Last summer, a friend challenged me to run a marathon. Despite not being a runner, I took up the challenge and submitted my name for the New York marathon lottery, promising myself that if I got entry, I would train to run the 26.2 mile (42km) race and raise money for a good cause. In April, I received the news that I was in. I decided to fund raise for the Help Nepal Network, an organisation I'd volunteered with and contributed to over a number of years.
Training for the marathon was one of the most physically taxing things I had ever done: five months; three to six miles a day five days a week, and long runs of between twelve and twenty miles on the weekends. It didn't feel natural for the human body, at least not for mine. However, after many weeks of knee-icing, Advil and energy bar consumption, and the unyielding support of friends and family, I attempted my longest training run â€" twenty miles.
I crawled through the last mile and spent the next couple of days nursing my horribly sore knees. They seemed to need much longer to recover than implied by my training schedule. I stopped running to give myself a complete rest
When marathon day rolled around, I hadn't run more than a few miles over the final three weeks. Queuing up at the start, I was anxious that I would not be able to push through to the end without my muscles cramping up or damaging my knees. What's more, friends and family had donated more than US$5,000 to the Help Nepal Network to support my run. I'd be letting everybody down if I didn't finish.
Once the starter's pistol went off, I tried to keep my mind focused on the time and my pace, but soon found myself being pushed on simply by the cheering of the crowds. It was incredible. Two million people purportedly came out along the course. Little kids held up their hands, high-fiving the runners. I had barely passed the two-mile marker when I saw a man holding up a sign that said, "Keep going! You're almost there!" Not quite, but it made me forget my anxiety for a minute.
At mile eight in Brooklyn, a big crowd of spectators was dancing to the song YMCA, playing over loudspeakers. As the runners passed, they raised their hands and danced with the crowd. It was electric.
At mile ten, I heard someone shrieking my name. I saw a friend jumping up and down like a madwoman. She broke away from the crowd and ran towards me. "Good luck!" she cried as she gave me a hug. It was incredible how much she renewed my energy.
By mile twenty, however, I started to really feel the soreness around my knees, calves and ankles. My legs felt weighed down by gigantic rocks. Many runners around me had slowed down to a walk and I felt my energy faltering. I pulled out my music player and headphones for motivation. But the noise of the crowd drowned the music out. At the next hydrating station, I gulped down some Gatorade and tried my last trick. I counted out loud, "one, two, one, two, one, two …", and focused only on putting one foot forward after the next. Left foot on "one", right on "two". It kept me moving.
Then I passed the twenty-five mile marker. A shot of energy coursed through me. The finish was within reach! I mustered up whatever I had left in me and ran as fast as my legs would go. 400 metres to go, and I saw the 200-metre sign clearly as I ran past.
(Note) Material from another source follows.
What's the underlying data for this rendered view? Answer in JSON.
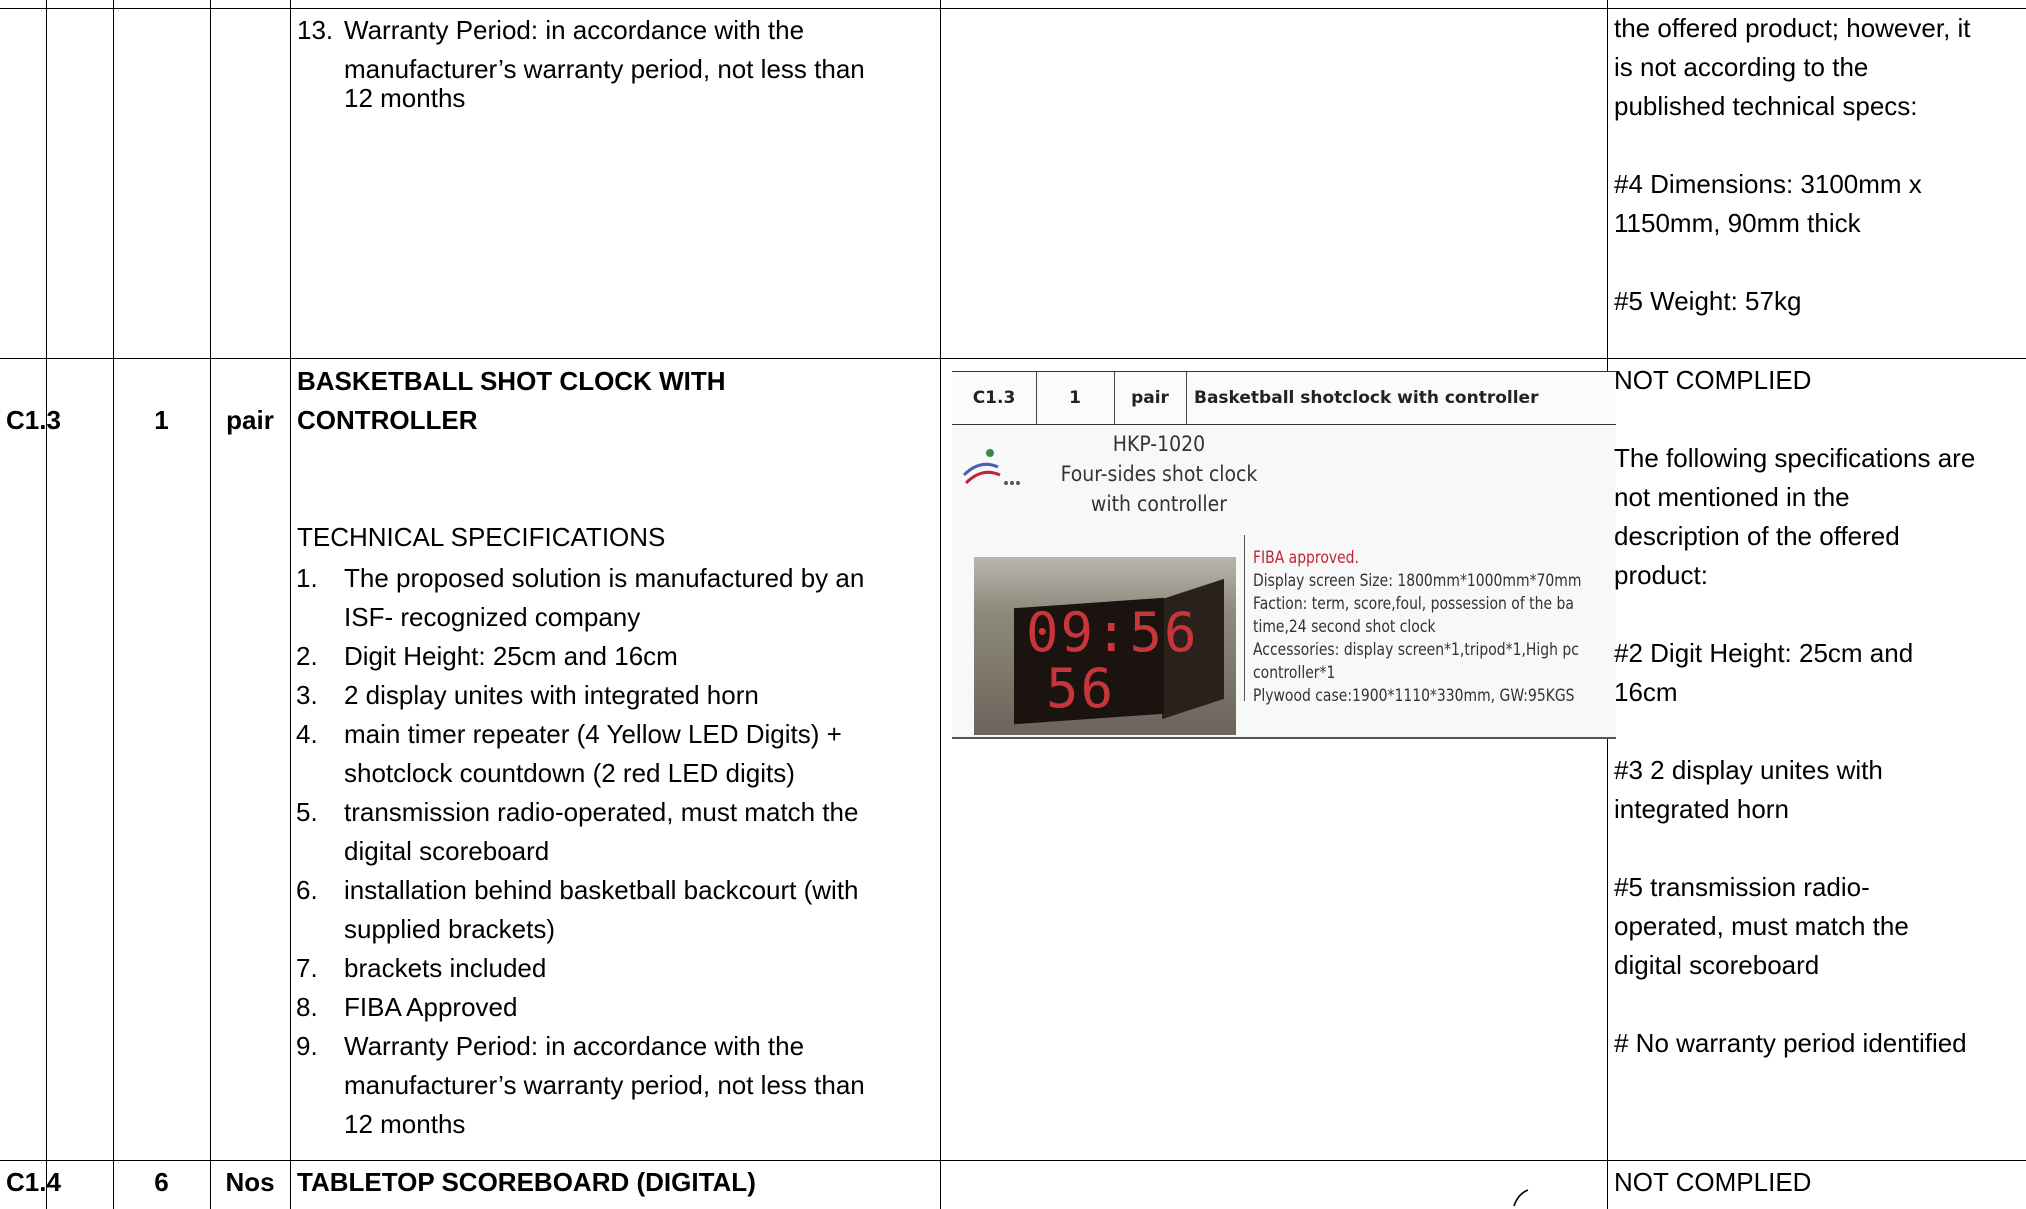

And then it was over.
I was a drop of water in the river of runners pushed along by the will of the spectators. I felt a strange connection to the people around me â€" to the runners who had given their all, the spectators who cheered the runners on, the kids who held out cups of water at hydrating stations, the musicians along the route, the YMCA dancers in Brooklyn, to the many faces of the streets of New York City and the people who populate them.
I expected to finish in about 5 hours. I made it in 4 hours and 18 minutes. The experience of running with thousands of other runners, of hearing the cheering of innumerable people along the course, the encouragement from family and friends, and the motivation to help a cause like the Help Nepal Network enabled me to exceed my own expectations. It was an amazing experience.
There were 45,350 registered runners in the ING New York City 2010 marathon, including rescued Chilean miner Edison Pena and a number of blind and disabled people.
Real people, real drama, RUBEENA MAHATO